Because the category and URL structure (And story titles) are changing, it is vital to ensure accuracy when mapping content. This map shows Google the ‘location’ of the content in the new directory structure. If 301 redirects are incorrectly assigned (e.g. one is missing), the user receives a 404 error page whenever that URL is accessed. This is important because Google understands this as poor UX and takes it into account when deciding where the site ranks.

Example: The URL to the old Professional Coach Certification page for a client was mapped to the URL for the new youth tennis page; any user would land on a contextually incorrect page and click off. In the loss of equity from both the youth tennis page and the coach certification content, This would affect users in all traffic channels (organic, email, internal, direct, etc.)

If a page without a redirect is linked to on an external website or email (A blog, publication, promotion…wherever), users will receive a 404 page not found error. Google will penalize the site because it won’t be able to access the content associated with the user search query (search keyword). Alternatively, if the page is The user will see a 404 error when they click, and Google will penalize the site when it discovers the broken link.

Step 4: Determine which existing pages need to be excluded from the migration.

Pages that you’d like to kill—or not include in the migration—should render a 404 error, just ensure that no pages link to a broken URL elsewhere on the new site. If a page is receiving a lot of traffic, deleting it without replicating/importing the content and setting up a 301 redirect would only cause a decrease in Domain authority and site traffic.

Referring to the crawl, linking to a page that has been eliminated will result in lost traffic and authority. Visitors will land on a 404 page when they click, and Google will penalize the site when it discovers the broken link (as it has not matched up with what the user was searching for).

If a page exists that has decent equity (revealed in the pre-launch crawl) but is no longer relevant, the best practice is to implement a 301 redirect to a similar page, so that page value is not lost.

sea-website-migration-traffic
This is an ideal traffic trend. Unfortunately, SEO rarely works out this way after a website migration.

After the Launch, Perform a Post-Launch SEO Audit

Benchmark your key metrics to track SEO growth or decline after the site relaunch

Include rankings, pages indexed, organic traffic (unique users, sessions) organic conversions (email signups or product purchases from organic traffic) and any others that are essential to performance measurement.
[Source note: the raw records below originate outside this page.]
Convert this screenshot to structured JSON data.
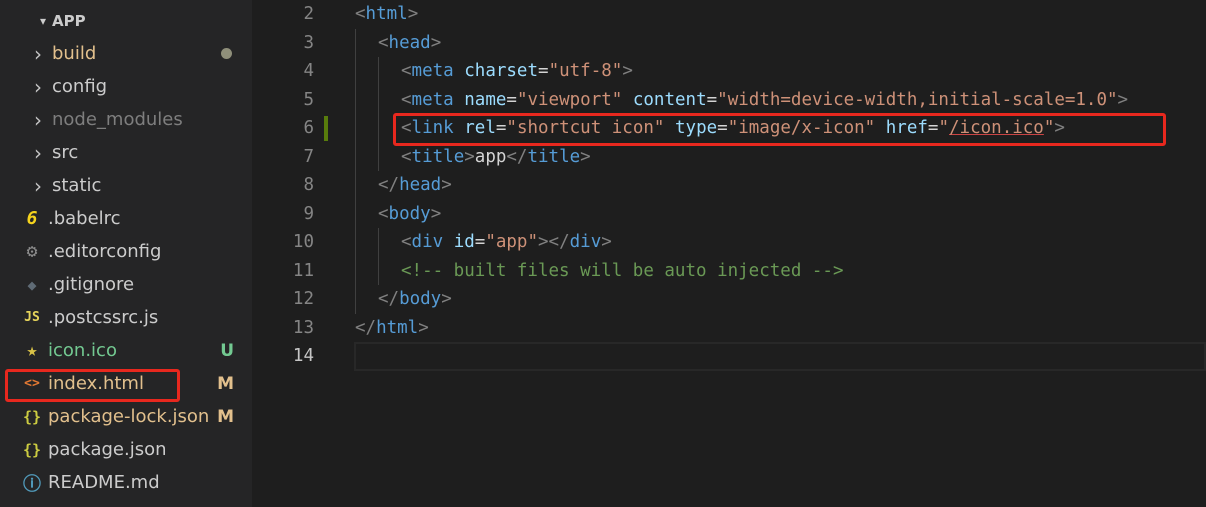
{
  "explorer": {
    "root_label": "APP",
    "items": [
      {
        "label": "build",
        "kind": "folder",
        "icon": "chevron-right-icon",
        "dim": false,
        "color": "#e2c08d",
        "dot": true
      },
      {
        "label": "config",
        "kind": "folder",
        "icon": "chevron-right-icon"
      },
      {
        "label": "node_modules",
        "kind": "folder",
        "icon": "chevron-right-icon",
        "dim": true
      },
      {
        "label": "src",
        "kind": "folder",
        "icon": "chevron-right-icon"
      },
      {
        "label": "static",
        "kind": "folder",
        "icon": "chevron-right-icon"
      },
      {
        "label": ".babelrc",
        "kind": "file",
        "icon": "babel-icon",
        "glyph": "6",
        "icon_color": "#f5d31d"
      },
      {
        "label": ".editorconfig",
        "kind": "file",
        "icon": "gear-icon",
        "glyph": "⚙",
        "icon_color": "#8e8e8e"
      },
      {
        "label": ".gitignore",
        "kind": "file",
        "icon": "git-icon",
        "glyph": "◆",
        "icon_color": "#5f6b75"
      },
      {
        "label": ".postcssrc.js",
        "kind": "file",
        "icon": "js-icon",
        "glyph": "JS",
        "icon_color": "#e6d45b"
      },
      {
        "label": "icon.ico",
        "kind": "file",
        "icon": "star-icon",
        "glyph": "★",
        "icon_color": "#d9c247",
        "color": "#73c991",
        "badge": "U",
        "badge_color": "#73c991"
      },
      {
        "label": "index.html",
        "kind": "file",
        "icon": "html-icon",
        "glyph": "<>",
        "icon_color": "#e37933",
        "color": "#e2c08d",
        "badge": "M",
        "badge_color": "#e2c08d"
      },
      {
        "label": "package-lock.json",
        "kind": "file",
        "icon": "json-icon",
        "glyph": "{}",
        "icon_color": "#cbcb41",
        "color": "#e2c08d",
        "badge": "M",
        "badge_color": "#e2c08d"
      },
      {
        "label": "package.json",
        "kind": "file",
        "icon": "json-icon",
        "glyph": "{}",
        "icon_color": "#cbcb41"
      },
      {
        "label": "README.md",
        "kind": "file",
        "icon": "info-icon",
        "glyph": "ⓘ",
        "icon_color": "#519aba"
      }
    ]
  },
  "editor": {
    "active_line": 14,
    "modified_line": 6,
    "lines": [
      {
        "n": "2",
        "indent": 0,
        "tokens": [
          [
            "t-punct",
            "<"
          ],
          [
            "t-tag",
            "html"
          ],
          [
            "t-punct",
            ">"
          ]
        ]
      },
      {
        "n": "3",
        "indent": 1,
        "tokens": [
          [
            "t-punct",
            "<"
          ],
          [
            "t-tag",
            "head"
          ],
          [
            "t-punct",
            ">"
          ]
        ]
      },
      {
        "n": "4",
        "indent": 2,
        "tokens": [
          [
            "t-punct",
            "<"
          ],
          [
            "t-tag",
            "meta"
          ],
          [
            "t-text",
            " "
          ],
          [
            "t-attr",
            "charset"
          ],
          [
            "t-text",
            "="
          ],
          [
            "t-str",
            "\"utf-8\""
          ],
          [
            "t-punct",
            ">"
          ]
        ]
      },
      {
        "n": "5",
        "indent": 2,
        "tokens": [
          [
            "t-punct",
            "<"
          ],
          [
            "t-tag",
            "meta"
          ],
          [
            "t-text",
            " "
          ],
          [
            "t-attr",
            "name"
          ],
          [
            "t-text",
            "="
          ],
          [
            "t-str",
            "\"viewport\""
          ],
          [
            "t-text",
            " "
          ],
          [
            "t-attr",
            "content"
          ],
          [
            "t-text",
            "="
          ],
          [
            "t-str",
            "\"width=device-width,initial-scale=1.0\""
          ],
          [
            "t-punct",
            ">"
          ]
        ]
      },
      {
        "n": "6",
        "indent": 2,
        "tokens": [
          [
            "t-punct",
            "<"
          ],
          [
            "t-tag",
            "link"
          ],
          [
            "t-text",
            " "
          ],
          [
            "t-attr",
            "rel"
          ],
          [
            "t-text",
            "="
          ],
          [
            "t-str",
            "\"shortcut icon\""
          ],
          [
            "t-text",
            " "
          ],
          [
            "t-attr",
            "type"
          ],
          [
            "t-text",
            "="
          ],
          [
            "t-str",
            "\"image/x-icon\""
          ],
          [
            "t-text",
            " "
          ],
          [
            "t-attr",
            "href"
          ],
          [
            "t-text",
            "="
          ],
          [
            "t-str",
            "\""
          ],
          [
            "t-str underline",
            "/icon.ico"
          ],
          [
            "t-str",
            "\""
          ],
          [
            "t-punct",
            ">"
          ]
        ]
      },
      {
        "n": "7",
        "indent": 2,
        "tokens": [
          [
            "t-punct",
            "<"
          ],
          [
            "t-tag",
            "title"
          ],
          [
            "t-punct",
            ">"
          ],
          [
            "t-text",
            "app"
          ],
          [
            "t-punct",
            "</"
          ],
          [
            "t-tag",
            "title"
          ],
          [
            "t-punct",
            ">"
          ]
        ]
      },
      {
        "n": "8",
        "indent": 1,
        "tokens": [
          [
            "t-punct",
            "</"
          ],
          [
            "t-tag",
            "head"
          ],
          [
            "t-punct",
            ">"
          ]
        ]
      },
      {
        "n": "9",
        "indent": 1,
        "tokens": [
          [
            "t-punct",
            "<"
          ],
          [
            "t-tag",
            "body"
          ],
          [
            "t-punct",
            ">"
          ]
        ]
      },
      {
        "n": "10",
        "indent": 2,
        "tokens": [
          [
            "t-punct",
            "<"
          ],
          [
            "t-tag",
            "div"
          ],
          [
            "t-text",
            " "
          ],
          [
            "t-attr",
            "id"
          ],
          [
            "t-text",
            "="
          ],
          [
            "t-str",
            "\"app\""
          ],
          [
            "t-punct",
            "></"
          ],
          [
            "t-tag",
            "div"
          ],
          [
            "t-punct",
            ">"
          ]
        ]
      },
      {
        "n": "11",
        "indent": 2,
        "tokens": [
          [
            "t-comment",
            "<!-- built files will be auto injected -->"
          ]
        ]
      },
      {
        "n": "12",
        "indent": 1,
        "tokens": [
          [
            "t-punct",
            "</"
          ],
          [
            "t-tag",
            "body"
          ],
          [
            "t-punct",
            ">"
          ]
        ]
      },
      {
        "n": "13",
        "indent": 0,
        "tokens": [
          [
            "t-punct",
            "</"
          ],
          [
            "t-tag",
            "html"
          ],
          [
            "t-punct",
            ">"
          ]
        ]
      },
      {
        "n": "14",
        "indent": 0,
        "tokens": []
      }
    ]
  },
  "colors": {
    "highlight": "#e8281e",
    "modified_gutter": "#587c0c"
  }
}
Expect an initial drop in rankings after the migration (which should recover).

Design and deploy a customized 404 “Not Found” page.

Include a free download in exchange for an email address, or embed a variety of links to content that will appeal to the largest amount of your target audience. This not only keeps people on your site, improving your site’s reputation; it re-engages what would have been a lost opportunity.
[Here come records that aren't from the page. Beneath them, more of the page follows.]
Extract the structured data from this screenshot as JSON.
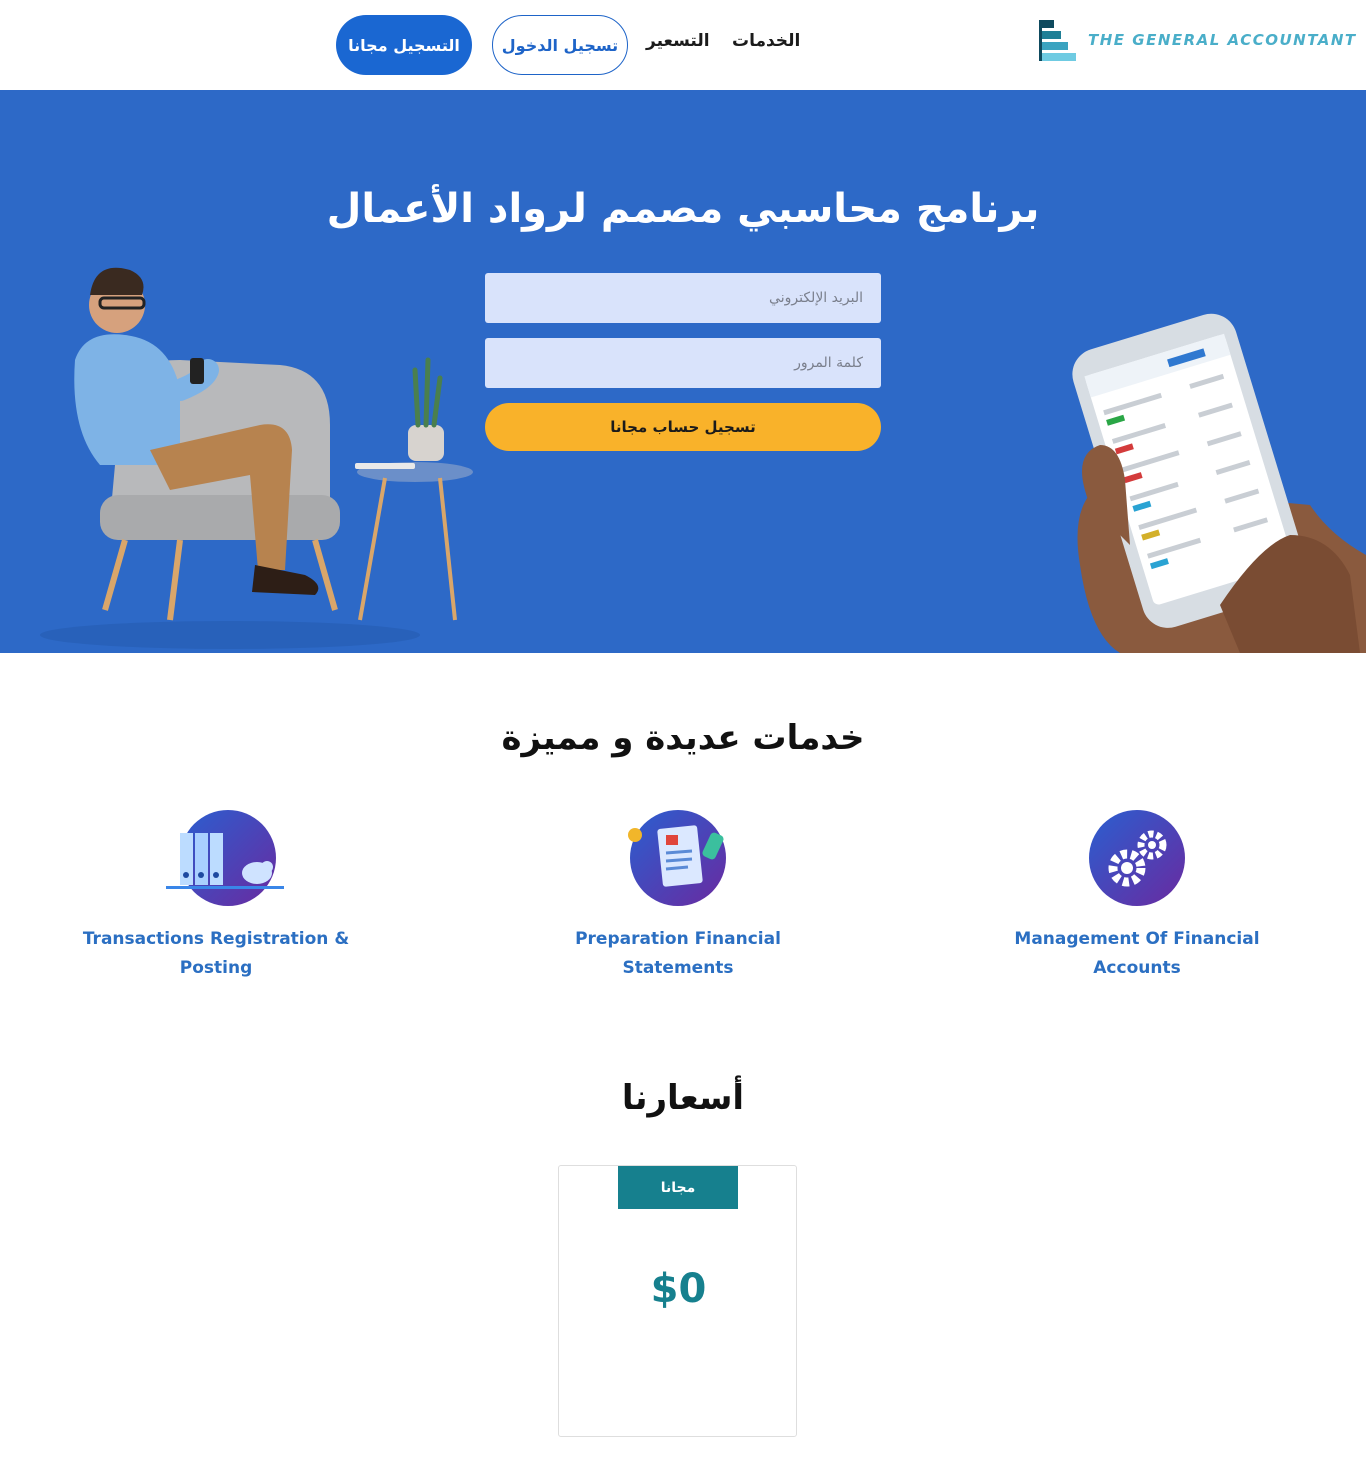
{
  "header": {
    "logo_text": "THE GENERAL ACCOUNTANT",
    "nav": {
      "services": "الخدمات",
      "pricing": "التسعير"
    },
    "login_label": "تسجيل الدخول",
    "signup_label": "التسجيل مجانا"
  },
  "hero": {
    "title": "برنامج محاسبي مصمم لرواد الأعمال",
    "email_placeholder": "البريد الإلكتروني",
    "password_placeholder": "كلمة المرور",
    "cta_label": "تسجيل حساب مجانا"
  },
  "services": {
    "title": "خدمات عديدة و مميزة",
    "items": [
      {
        "label": "Management Of Financial Accounts",
        "icon": "gears-icon"
      },
      {
        "label": "Preparation Financial Statements",
        "icon": "document-icon"
      },
      {
        "label": "Transactions Registration & Posting",
        "icon": "binders-piggy-bank-icon"
      }
    ]
  },
  "pricing": {
    "title": "أسعارنا",
    "plan_name": "مجانا",
    "plan_price": "$0"
  },
  "colors": {
    "brand_blue": "#1a67d2",
    "hero_bg": "#2d69c7",
    "cta_yellow": "#f9b22a",
    "teal": "#16808e",
    "service_text": "#2b6fc2"
  }
}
Register Google Search Console

Make sure the site is properly activated within Google Webmaster Tools Search console. Include both www and the non-www, plus HTTP and HTTPS versions of each site, if applicable. You will need to verify and sometimes resubmit the site to Webmaster Tools after you launch the new version of your website.
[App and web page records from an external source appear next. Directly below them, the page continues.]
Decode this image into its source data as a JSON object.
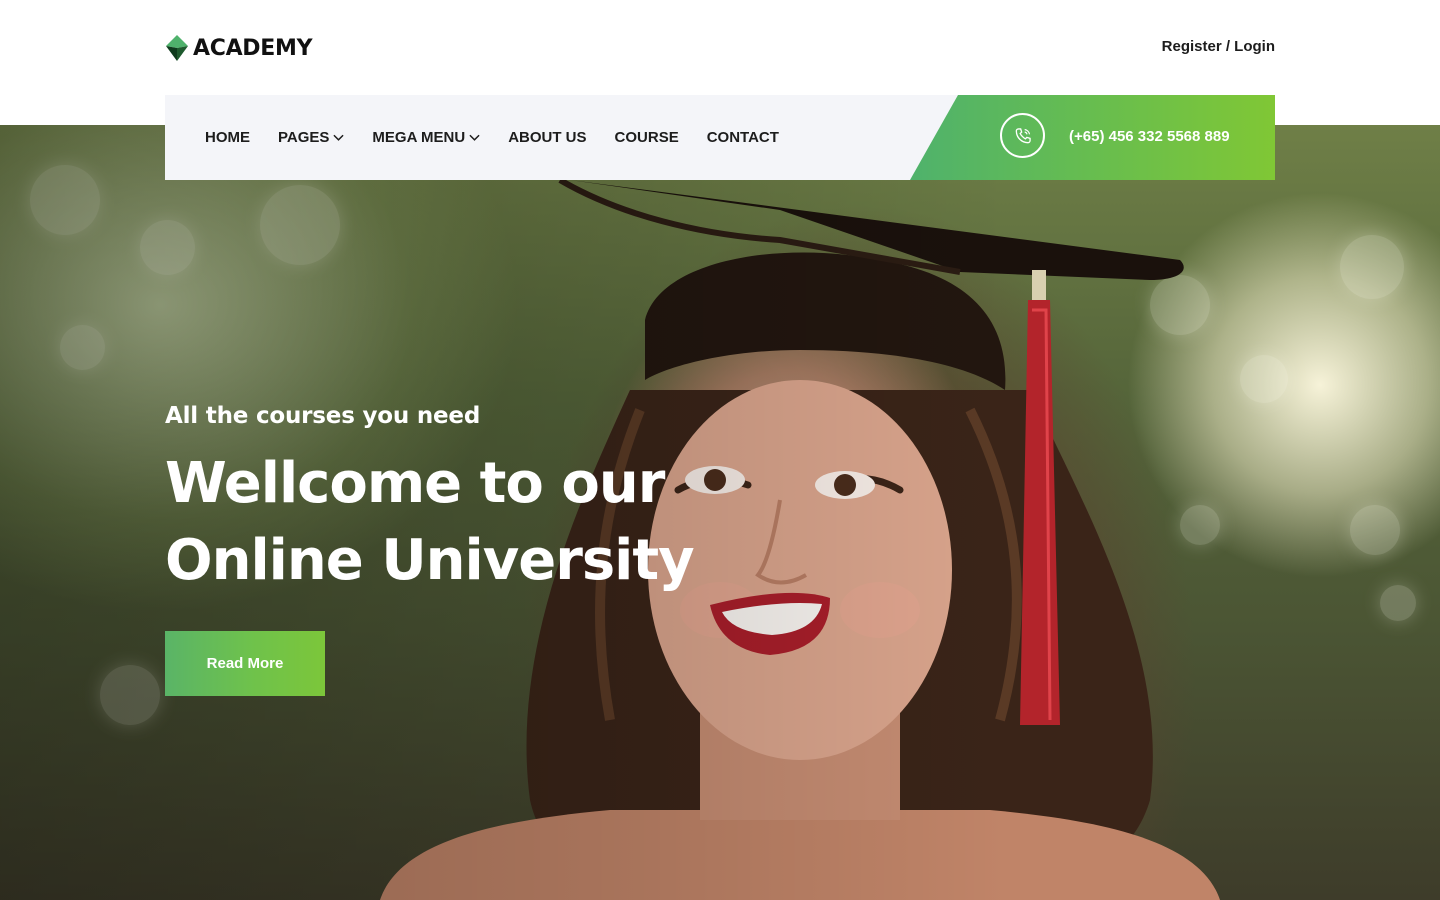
{
  "brand": {
    "name": "ACADEMY",
    "logo_icon": "diamond-logo-icon",
    "colors": {
      "green_primary": "#5ab467",
      "green_accent": "#80c735",
      "mark_dark": "#0f3b1d"
    }
  },
  "header": {
    "auth_link": "Register / Login"
  },
  "nav": {
    "items": [
      {
        "label": "HOME",
        "has_dropdown": false
      },
      {
        "label": "PAGES",
        "has_dropdown": true
      },
      {
        "label": "MEGA MENU",
        "has_dropdown": true
      },
      {
        "label": "ABOUT US",
        "has_dropdown": false
      },
      {
        "label": "COURSE",
        "has_dropdown": false
      },
      {
        "label": "CONTACT",
        "has_dropdown": false
      }
    ],
    "contact": {
      "icon": "phone-icon",
      "phone": "(+65) 456 332 5568 889"
    }
  },
  "hero": {
    "tagline": "All the courses you need",
    "title_line1": "Wellcome to our",
    "title_line2": "Online University",
    "cta_label": "Read More"
  }
}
Create a new robots.txt file to include any changes to the site directories Google crawlers can and cannot index following the launch. Failure to update this file could result in penalties due to unfinished or unintended duplicate content made available to Google bots.

When you’re ready to launch your new site, activate the 301 permanent redirects and carefully monitor inbound traffic. Remember, it’s normal for as much as a 20% drop to occur, but if you see your visits indicator plummeting, something is definitely wrong.

Perform a Website Crawl After the Launch

Crawling your website after the relaunch will itemize and prioritize any errors that crawlers encounter. This will enable you to quickly correct them so that your website doesn’t get dinged, or significantly decrease in PageRank for a given keyword group.